BEGIN

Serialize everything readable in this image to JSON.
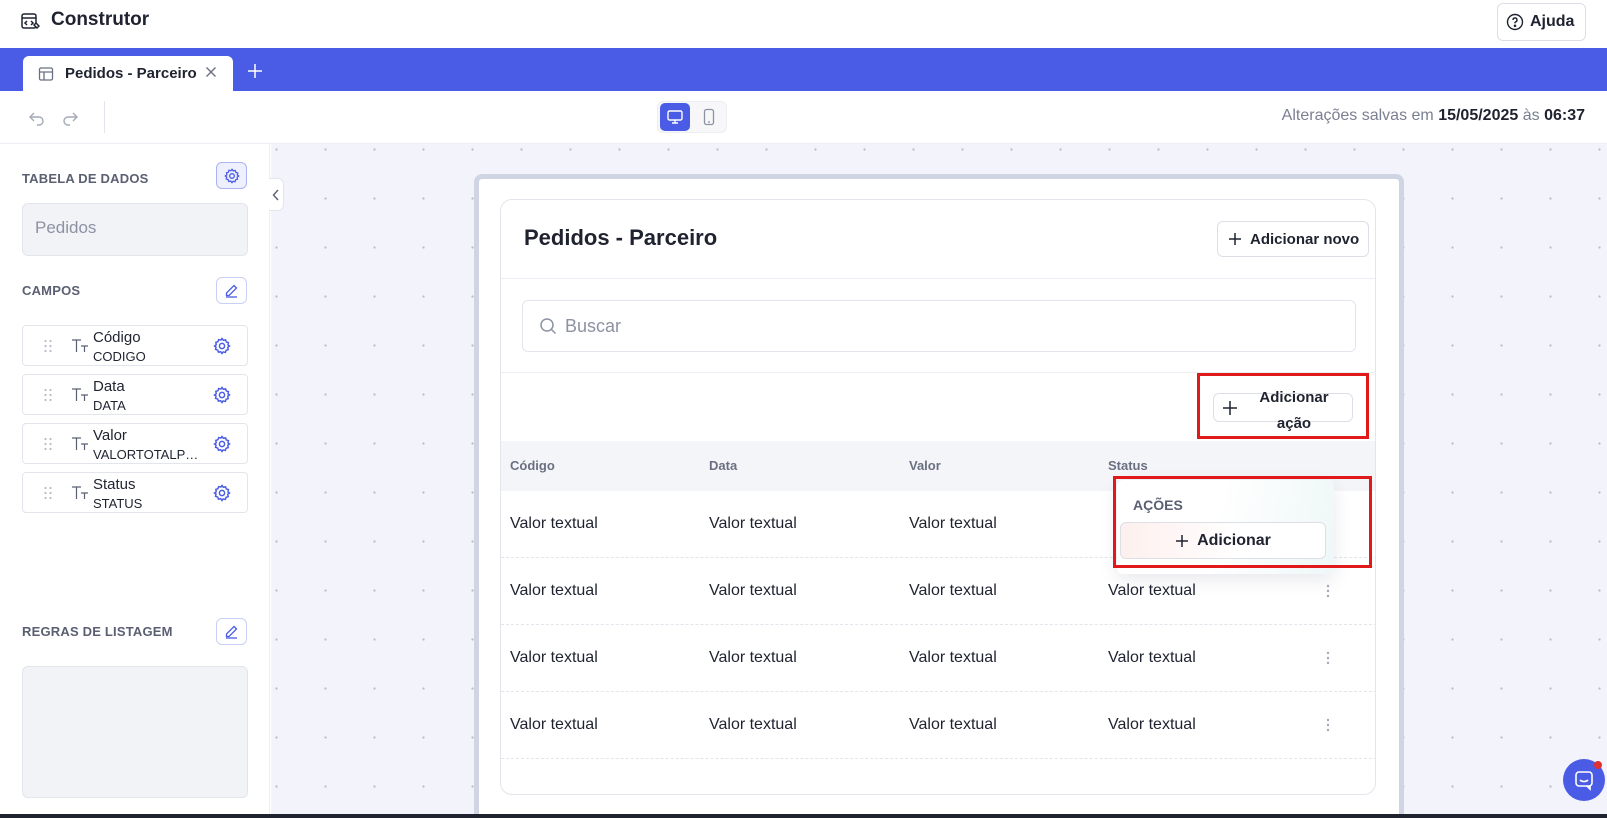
{
  "app": {
    "title": "Construtor",
    "help_label": "Ajuda"
  },
  "tabs": [
    {
      "label": "Pedidos - Parceiro"
    }
  ],
  "toolbar": {
    "saved_prefix": "Alterações salvas em",
    "saved_date": "15/05/2025",
    "saved_connector": "às",
    "saved_time": "06:37"
  },
  "sidebar": {
    "data_table_title": "TABELA DE DADOS",
    "data_table_value": "Pedidos",
    "fields_title": "CAMPOS",
    "fields": [
      {
        "name": "Código",
        "key": "CODIGO"
      },
      {
        "name": "Data",
        "key": "DATA"
      },
      {
        "name": "Valor",
        "key": "VALORTOTALPE..."
      },
      {
        "name": "Status",
        "key": "STATUS"
      }
    ],
    "rules_title": "REGRAS DE LISTAGEM"
  },
  "page": {
    "title": "Pedidos - Parceiro",
    "add_new_label": "Adicionar novo",
    "search_placeholder": "Buscar",
    "add_action_label": "Adicionar ação",
    "columns": [
      "Código",
      "Data",
      "Valor",
      "Status"
    ],
    "rows": [
      [
        "Valor textual",
        "Valor textual",
        "Valor textual",
        ""
      ],
      [
        "Valor textual",
        "Valor textual",
        "Valor textual",
        "Valor textual"
      ],
      [
        "Valor textual",
        "Valor textual",
        "Valor textual",
        "Valor textual"
      ],
      [
        "Valor textual",
        "Valor textual",
        "Valor textual",
        "Valor textual"
      ]
    ],
    "actions_popover": {
      "title": "AÇÕES",
      "add_label": "Adicionar"
    }
  },
  "colors": {
    "brand": "#4a5ce6",
    "highlight": "#e0191b"
  }
}
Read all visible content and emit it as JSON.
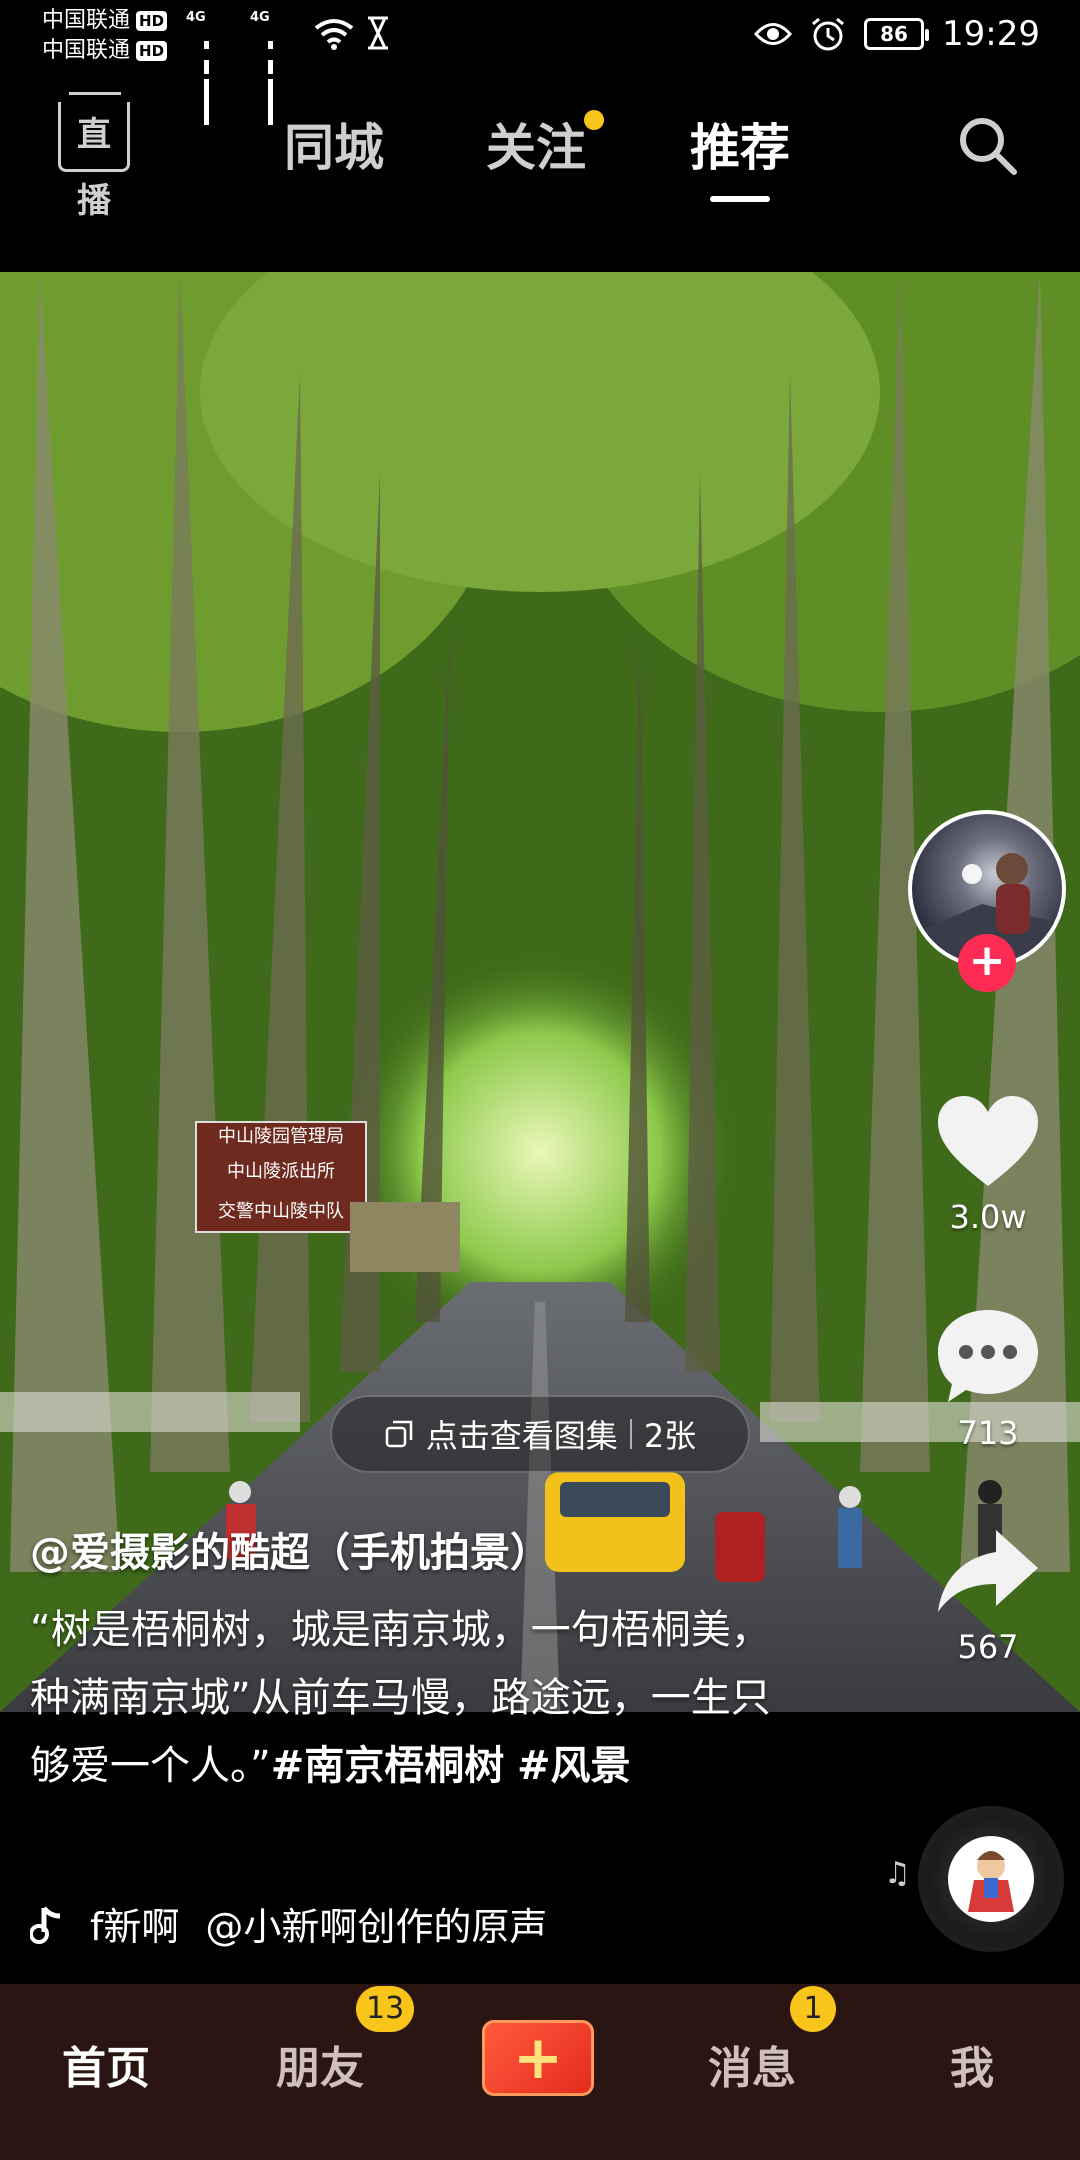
{
  "status_bar": {
    "carrier1": "中国联通",
    "carrier2": "中国联通",
    "hd": "HD",
    "net1": "4G",
    "net2": "4G",
    "battery": "86",
    "time": "19:29"
  },
  "top_nav": {
    "live": "直播",
    "tabs": [
      {
        "label": "同城"
      },
      {
        "label": "关注"
      },
      {
        "label": "推荐"
      }
    ],
    "active_tab": "推荐"
  },
  "post": {
    "gallery_label": "点击查看图集",
    "gallery_count": "2张",
    "author": "@爱摄影的酷超（手机拍景）",
    "desc_text": "“树是梧桐树，城是南京城，一句梧桐美，种满南京城”从前车马慢，路途远，一生只够爱一个人。”",
    "hashtag1": "#南京梧桐树",
    "hashtag2": "#风景",
    "music_prefix": "f新啊",
    "music_title": "@小新啊创作的原声",
    "sign_lines": [
      "中山陵园管理局",
      "中山陵派出所",
      "交警中山陵中队"
    ]
  },
  "rail": {
    "likes": "3.0w",
    "comments": "713",
    "shares": "567"
  },
  "bottom_nav": {
    "home": "首页",
    "friends": "朋友",
    "friends_badge": "13",
    "messages": "消息",
    "messages_badge": "1",
    "me": "我",
    "plus": "+"
  },
  "colors": {
    "accent_red": "#fe2c55",
    "badge_yellow": "#f9c51a",
    "bottom_bg": "#2a1512"
  }
}
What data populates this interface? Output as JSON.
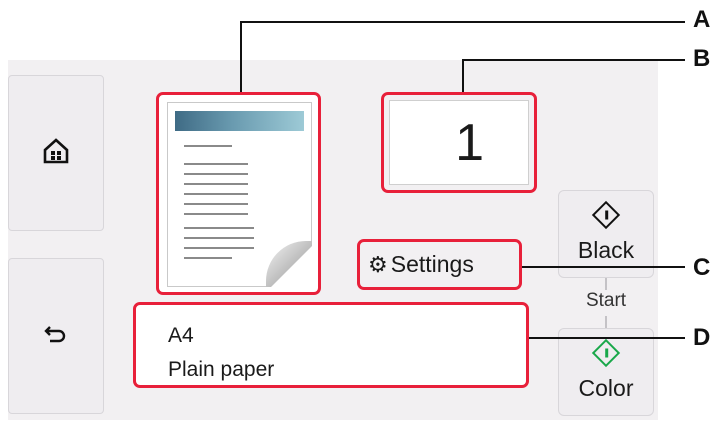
{
  "preview": {
    "name": "document-preview"
  },
  "copies": {
    "value": "1"
  },
  "settings": {
    "icon": "gear-icon",
    "label": "Settings"
  },
  "paper": {
    "size": "A4",
    "type": "Plain paper"
  },
  "start": {
    "black_label": "Black",
    "start_label": "Start",
    "color_label": "Color"
  },
  "nav": {
    "home_icon": "home-icon",
    "back_icon": "back-icon"
  },
  "callouts": {
    "a": "A",
    "b": "B",
    "c": "C",
    "d": "D"
  },
  "colors": {
    "highlight": "#e8203a",
    "color_start": "#19a84a"
  }
}
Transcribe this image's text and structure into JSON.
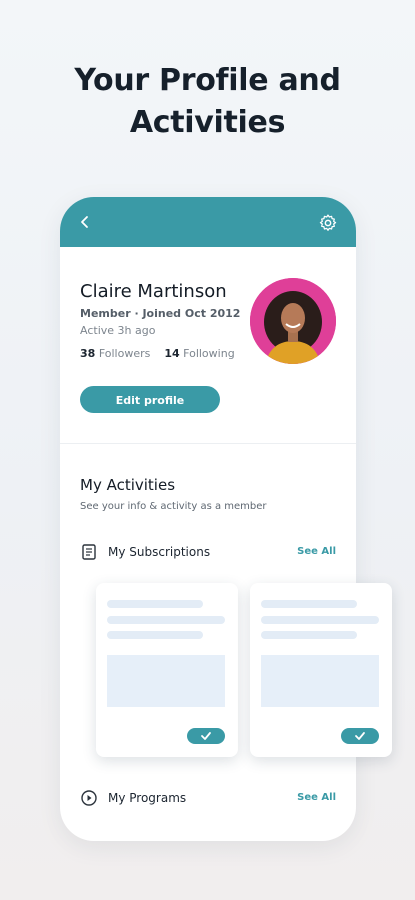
{
  "headline": {
    "line1": "Your Profile and",
    "line2": "Activities"
  },
  "topbar": {
    "back_icon": "chevron-left-icon",
    "settings_icon": "gear-icon"
  },
  "profile": {
    "name": "Claire Martinson",
    "meta": "Member · Joined Oct 2012",
    "active": "Active 3h ago",
    "followers_count": "38",
    "followers_label": "Followers",
    "following_count": "14",
    "following_label": "Following",
    "edit_label": "Edit profile"
  },
  "activities": {
    "title": "My Activities",
    "subtitle": "See your info & activity as a member",
    "subscriptions": {
      "label": "My Subscriptions",
      "see_all": "See All",
      "icon": "document-list-icon"
    },
    "programs": {
      "label": "My Programs",
      "see_all": "See All",
      "icon": "play-circle-icon"
    }
  },
  "colors": {
    "accent": "#3a9aa6",
    "avatar_bg": "#df3f98"
  }
}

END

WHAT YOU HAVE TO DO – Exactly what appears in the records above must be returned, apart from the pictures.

ANSWER SECTION –
Serialize everything readable in this image to JSON.
{
  "app": {
    "title": "Construtor",
    "help_label": "Ajuda"
  },
  "tabs": [
    {
      "label": "Pedidos - Parceiro"
    }
  ],
  "toolbar": {
    "saved_prefix": "Alterações salvas em",
    "saved_date": "15/05/2025",
    "saved_connector": "às",
    "saved_time": "06:37"
  },
  "sidebar": {
    "data_table_title": "TABELA DE DADOS",
    "data_table_value": "Pedidos",
    "fields_title": "CAMPOS",
    "fields": [
      {
        "name": "Código",
        "key": "CODIGO"
      },
      {
        "name": "Data",
        "key": "DATA"
      },
      {
        "name": "Valor",
        "key": "VALORTOTALPE..."
      },
      {
        "name": "Status",
        "key": "STATUS"
      }
    ],
    "rules_title": "REGRAS DE LISTAGEM"
  },
  "page": {
    "title": "Pedidos - Parceiro",
    "add_new_label": "Adicionar novo",
    "search_placeholder": "Buscar",
    "add_action_label": "Adicionar ação",
    "columns": [
      "Código",
      "Data",
      "Valor",
      "Status"
    ],
    "rows": [
      [
        "Valor textual",
        "Valor textual",
        "Valor textual",
        ""
      ],
      [
        "Valor textual",
        "Valor textual",
        "Valor textual",
        "Valor textual"
      ],
      [
        "Valor textual",
        "Valor textual",
        "Valor textual",
        "Valor textual"
      ],
      [
        "Valor textual",
        "Valor textual",
        "Valor textual",
        "Valor textual"
      ]
    ],
    "actions_popover": {
      "title": "AÇÕES",
      "add_label": "Adicionar"
    }
  },
  "colors": {
    "brand": "#4a5ce6",
    "highlight": "#e0191b"
  }
}
Read all visible content and emit it as JSON.
{
  "status_bar": {
    "carrier1": "中国联通",
    "carrier2": "中国联通",
    "hd": "HD",
    "net1": "4G",
    "net2": "4G",
    "battery": "86",
    "time": "19:29"
  },
  "top_nav": {
    "live": "直播",
    "tabs": [
      {
        "label": "同城"
      },
      {
        "label": "关注"
      },
      {
        "label": "推荐"
      }
    ],
    "active_tab": "推荐"
  },
  "post": {
    "gallery_label": "点击查看图集",
    "gallery_count": "2张",
    "author": "@爱摄影的酷超（手机拍景）",
    "desc_text": "“树是梧桐树，城是南京城，一句梧桐美，种满南京城”从前车马慢，路途远，一生只够爱一个人。”",
    "hashtag1": "#南京梧桐树",
    "hashtag2": "#风景",
    "music_prefix": "f新啊",
    "music_title": "@小新啊创作的原声",
    "sign_lines": [
      "中山陵园管理局",
      "中山陵派出所",
      "交警中山陵中队"
    ]
  },
  "rail": {
    "likes": "3.0w",
    "comments": "713",
    "shares": "567"
  },
  "bottom_nav": {
    "home": "首页",
    "friends": "朋友",
    "friends_badge": "13",
    "messages": "消息",
    "messages_badge": "1",
    "me": "我",
    "plus": "+"
  },
  "colors": {
    "accent_red": "#fe2c55",
    "badge_yellow": "#f9c51a",
    "bottom_bg": "#2a1512"
  }
}
What data populates this interface? Output as JSON.
{
  "preview": {
    "name": "document-preview"
  },
  "copies": {
    "value": "1"
  },
  "settings": {
    "icon": "gear-icon",
    "label": "Settings"
  },
  "paper": {
    "size": "A4",
    "type": "Plain paper"
  },
  "start": {
    "black_label": "Black",
    "start_label": "Start",
    "color_label": "Color"
  },
  "nav": {
    "home_icon": "home-icon",
    "back_icon": "back-icon"
  },
  "callouts": {
    "a": "A",
    "b": "B",
    "c": "C",
    "d": "D"
  },
  "colors": {
    "highlight": "#e8203a",
    "color_start": "#19a84a"
  }
}
Transcribe this image's text and structure into JSON.
{
  "headline": {
    "line1": "Your Profile and",
    "line2": "Activities"
  },
  "topbar": {
    "back_icon": "chevron-left-icon",
    "settings_icon": "gear-icon"
  },
  "profile": {
    "name": "Claire Martinson",
    "meta": "Member · Joined Oct 2012",
    "active": "Active 3h ago",
    "followers_count": "38",
    "followers_label": "Followers",
    "following_count": "14",
    "following_label": "Following",
    "edit_label": "Edit profile"
  },
  "activities": {
    "title": "My Activities",
    "subtitle": "See your info & activity as a member",
    "subscriptions": {
      "label": "My Subscriptions",
      "see_all": "See All",
      "icon": "document-list-icon"
    },
    "programs": {
      "label": "My Programs",
      "see_all": "See All",
      "icon": "play-circle-icon"
    }
  },
  "colors": {
    "accent": "#3a9aa6",
    "avatar_bg": "#df3f98"
  }
}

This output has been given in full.